◆ Work request:
Count how many lines in the data hold "true". Only the number.

◆ Input material:
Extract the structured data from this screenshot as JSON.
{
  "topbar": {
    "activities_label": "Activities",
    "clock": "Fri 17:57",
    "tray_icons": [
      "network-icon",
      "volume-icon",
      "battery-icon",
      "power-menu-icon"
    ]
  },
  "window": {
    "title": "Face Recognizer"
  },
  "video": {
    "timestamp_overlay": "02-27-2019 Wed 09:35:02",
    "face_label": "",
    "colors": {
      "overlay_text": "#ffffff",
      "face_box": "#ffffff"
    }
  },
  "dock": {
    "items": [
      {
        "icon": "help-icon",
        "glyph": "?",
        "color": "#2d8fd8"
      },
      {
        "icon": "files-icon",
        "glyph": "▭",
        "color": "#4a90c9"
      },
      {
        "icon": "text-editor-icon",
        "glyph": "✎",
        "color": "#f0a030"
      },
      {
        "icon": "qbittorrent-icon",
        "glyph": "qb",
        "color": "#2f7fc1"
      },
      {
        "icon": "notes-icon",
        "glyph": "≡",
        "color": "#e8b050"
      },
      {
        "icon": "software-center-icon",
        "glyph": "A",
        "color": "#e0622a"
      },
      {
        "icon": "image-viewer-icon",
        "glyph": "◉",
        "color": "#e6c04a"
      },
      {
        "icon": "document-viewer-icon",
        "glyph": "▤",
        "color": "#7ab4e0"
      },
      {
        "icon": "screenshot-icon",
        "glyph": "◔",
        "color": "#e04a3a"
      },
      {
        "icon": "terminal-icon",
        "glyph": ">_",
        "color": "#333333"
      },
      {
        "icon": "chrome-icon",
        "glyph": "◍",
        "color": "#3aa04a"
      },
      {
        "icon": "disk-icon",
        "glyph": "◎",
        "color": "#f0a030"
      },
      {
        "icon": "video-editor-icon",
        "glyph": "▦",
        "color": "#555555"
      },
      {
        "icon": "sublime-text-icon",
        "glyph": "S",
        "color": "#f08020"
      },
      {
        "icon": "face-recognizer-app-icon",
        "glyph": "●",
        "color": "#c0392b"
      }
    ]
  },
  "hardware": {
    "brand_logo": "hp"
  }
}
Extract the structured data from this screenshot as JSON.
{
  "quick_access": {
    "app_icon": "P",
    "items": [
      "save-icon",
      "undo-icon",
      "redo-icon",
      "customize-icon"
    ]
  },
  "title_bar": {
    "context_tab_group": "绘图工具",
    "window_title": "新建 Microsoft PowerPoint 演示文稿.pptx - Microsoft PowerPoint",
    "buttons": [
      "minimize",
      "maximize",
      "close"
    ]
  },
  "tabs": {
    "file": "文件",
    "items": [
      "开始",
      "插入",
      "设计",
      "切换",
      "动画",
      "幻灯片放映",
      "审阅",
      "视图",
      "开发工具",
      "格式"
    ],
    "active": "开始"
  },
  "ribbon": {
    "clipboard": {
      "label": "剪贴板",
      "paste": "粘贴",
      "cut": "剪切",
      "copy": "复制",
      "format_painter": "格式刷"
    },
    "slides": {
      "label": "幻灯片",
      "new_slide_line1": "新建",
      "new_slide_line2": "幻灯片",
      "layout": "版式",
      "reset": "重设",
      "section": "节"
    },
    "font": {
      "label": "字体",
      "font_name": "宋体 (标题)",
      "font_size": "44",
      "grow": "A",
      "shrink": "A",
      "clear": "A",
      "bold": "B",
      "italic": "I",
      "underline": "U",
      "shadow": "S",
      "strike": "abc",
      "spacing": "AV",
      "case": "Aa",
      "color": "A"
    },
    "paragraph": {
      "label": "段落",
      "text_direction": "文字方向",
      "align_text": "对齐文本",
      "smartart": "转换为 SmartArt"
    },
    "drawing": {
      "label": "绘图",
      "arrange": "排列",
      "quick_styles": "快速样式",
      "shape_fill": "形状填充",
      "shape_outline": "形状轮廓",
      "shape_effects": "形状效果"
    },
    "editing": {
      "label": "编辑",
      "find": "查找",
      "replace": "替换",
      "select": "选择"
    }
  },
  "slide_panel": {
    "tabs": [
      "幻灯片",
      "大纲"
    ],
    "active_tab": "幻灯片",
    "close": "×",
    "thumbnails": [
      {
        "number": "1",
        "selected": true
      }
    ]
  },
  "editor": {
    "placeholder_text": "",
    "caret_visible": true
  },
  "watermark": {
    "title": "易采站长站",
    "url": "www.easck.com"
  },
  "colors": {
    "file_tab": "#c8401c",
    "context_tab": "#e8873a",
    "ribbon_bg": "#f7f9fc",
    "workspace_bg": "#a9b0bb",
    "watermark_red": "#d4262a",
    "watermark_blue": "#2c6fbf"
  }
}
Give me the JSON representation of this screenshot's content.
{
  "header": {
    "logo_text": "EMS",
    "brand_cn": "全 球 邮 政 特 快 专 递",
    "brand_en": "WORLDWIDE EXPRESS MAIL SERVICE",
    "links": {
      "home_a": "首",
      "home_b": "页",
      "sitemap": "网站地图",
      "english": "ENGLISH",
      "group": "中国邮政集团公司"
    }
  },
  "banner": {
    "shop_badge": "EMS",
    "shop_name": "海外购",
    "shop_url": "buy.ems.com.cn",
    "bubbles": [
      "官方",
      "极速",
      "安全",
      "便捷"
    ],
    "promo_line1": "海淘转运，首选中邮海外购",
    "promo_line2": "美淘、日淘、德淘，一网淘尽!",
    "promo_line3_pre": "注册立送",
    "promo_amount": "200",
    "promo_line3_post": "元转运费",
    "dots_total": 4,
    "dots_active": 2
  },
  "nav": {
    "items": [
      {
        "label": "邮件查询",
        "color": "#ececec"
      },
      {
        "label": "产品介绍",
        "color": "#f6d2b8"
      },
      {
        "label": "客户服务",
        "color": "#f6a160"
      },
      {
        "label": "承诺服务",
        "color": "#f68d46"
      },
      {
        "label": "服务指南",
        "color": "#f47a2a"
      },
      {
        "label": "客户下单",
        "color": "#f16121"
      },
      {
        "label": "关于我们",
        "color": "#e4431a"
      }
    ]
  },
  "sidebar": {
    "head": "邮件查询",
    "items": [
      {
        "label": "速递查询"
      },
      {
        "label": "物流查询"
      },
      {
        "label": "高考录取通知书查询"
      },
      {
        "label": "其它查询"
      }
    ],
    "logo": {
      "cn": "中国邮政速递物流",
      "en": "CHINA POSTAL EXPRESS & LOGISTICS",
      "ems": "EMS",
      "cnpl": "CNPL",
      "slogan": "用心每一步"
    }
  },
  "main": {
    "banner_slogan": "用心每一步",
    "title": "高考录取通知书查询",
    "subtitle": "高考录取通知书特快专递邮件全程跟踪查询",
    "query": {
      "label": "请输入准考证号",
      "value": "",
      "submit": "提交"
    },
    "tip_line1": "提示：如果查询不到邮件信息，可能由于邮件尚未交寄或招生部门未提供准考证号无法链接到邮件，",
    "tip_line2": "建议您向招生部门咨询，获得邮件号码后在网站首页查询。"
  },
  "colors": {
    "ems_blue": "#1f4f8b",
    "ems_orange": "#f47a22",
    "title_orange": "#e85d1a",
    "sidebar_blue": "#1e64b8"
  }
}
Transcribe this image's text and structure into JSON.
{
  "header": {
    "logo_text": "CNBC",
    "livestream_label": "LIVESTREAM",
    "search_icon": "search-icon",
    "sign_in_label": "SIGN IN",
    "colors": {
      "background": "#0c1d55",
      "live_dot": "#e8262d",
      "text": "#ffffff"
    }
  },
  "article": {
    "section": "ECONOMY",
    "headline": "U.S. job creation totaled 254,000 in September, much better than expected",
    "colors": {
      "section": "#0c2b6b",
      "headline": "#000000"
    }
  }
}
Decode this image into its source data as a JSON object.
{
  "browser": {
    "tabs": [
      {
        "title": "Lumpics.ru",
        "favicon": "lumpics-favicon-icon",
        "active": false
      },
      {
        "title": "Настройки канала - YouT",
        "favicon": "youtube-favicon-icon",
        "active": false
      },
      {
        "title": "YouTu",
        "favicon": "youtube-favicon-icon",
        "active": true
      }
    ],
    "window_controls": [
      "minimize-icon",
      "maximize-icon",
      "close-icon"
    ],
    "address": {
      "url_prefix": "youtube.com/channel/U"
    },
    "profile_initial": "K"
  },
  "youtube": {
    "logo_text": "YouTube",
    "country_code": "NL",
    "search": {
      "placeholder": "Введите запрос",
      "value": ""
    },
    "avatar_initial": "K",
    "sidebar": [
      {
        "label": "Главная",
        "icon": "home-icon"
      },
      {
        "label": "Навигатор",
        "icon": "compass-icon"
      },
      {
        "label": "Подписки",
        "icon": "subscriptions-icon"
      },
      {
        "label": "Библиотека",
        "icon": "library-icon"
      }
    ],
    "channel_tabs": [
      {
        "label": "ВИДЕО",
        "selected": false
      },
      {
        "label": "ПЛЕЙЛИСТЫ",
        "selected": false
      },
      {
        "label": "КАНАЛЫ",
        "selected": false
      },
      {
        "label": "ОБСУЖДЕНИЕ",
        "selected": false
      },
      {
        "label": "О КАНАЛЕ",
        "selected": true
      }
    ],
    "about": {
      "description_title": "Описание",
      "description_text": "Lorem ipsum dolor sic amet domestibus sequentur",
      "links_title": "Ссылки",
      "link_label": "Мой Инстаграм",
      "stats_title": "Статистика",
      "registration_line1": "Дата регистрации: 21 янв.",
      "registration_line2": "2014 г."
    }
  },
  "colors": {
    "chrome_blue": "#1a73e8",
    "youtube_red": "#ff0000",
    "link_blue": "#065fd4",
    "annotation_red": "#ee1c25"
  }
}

◆ Answer for the task:
4